Humans have always been fascinated by the stars and the sky, trying to find meaning to the universe and our place in it. Stonehenge shows that Neolithic people also put importance on objects in the sky. Today, we explore the sky by stargazing and using science to understand the secrets of our universe.


In this project, we are working with a group of young people from the Army Welfare Service, who live very locally to Stonehenge. Our first group recently took part in three sessions, where we discovered both how the Neolithic people viewed the sky and what we know today by chatting to an English Heritage historian and a local astronomer.  We visited the stones and found out about their relationship to the sun’s path across the sky. And then, most excitingly of all, we had the incredible opportunity to visit the stones at night, enter the stone circle and stargaze from this unique setting. This experience was truly awe-inspiring, where we walked amongst the stones and learned about the wonders of the night sky, using binoculars, a telescope and simply our eyes.

Night sky with constellation patterns

Over the next few months we’ll be continuing these sessions with local young people, and we’ll also be hosting a digital Stonehenge Stargazing event, bringing Stonehenge and the stars to other young people from AWS who live further away so may not have the opportunity to visit Stonehenge in person.
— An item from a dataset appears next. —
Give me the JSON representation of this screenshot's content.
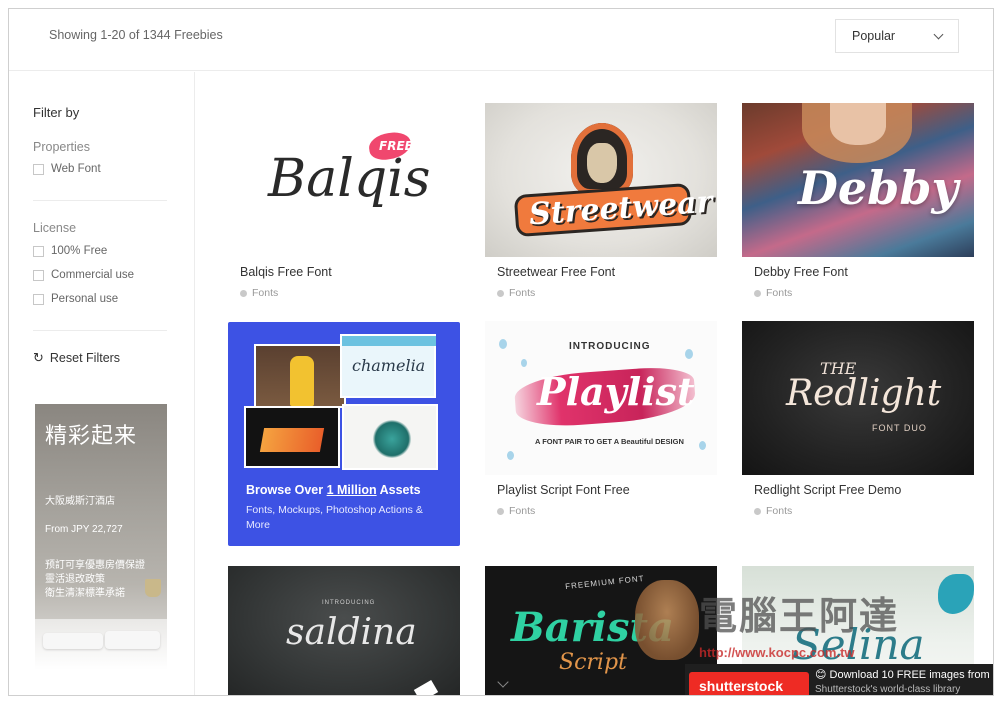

We’ll be exploring the stones and the stars from our homes, from going on a virtual tour of Stonehenge to drawing constellations and getting tips on how to find them in the sky.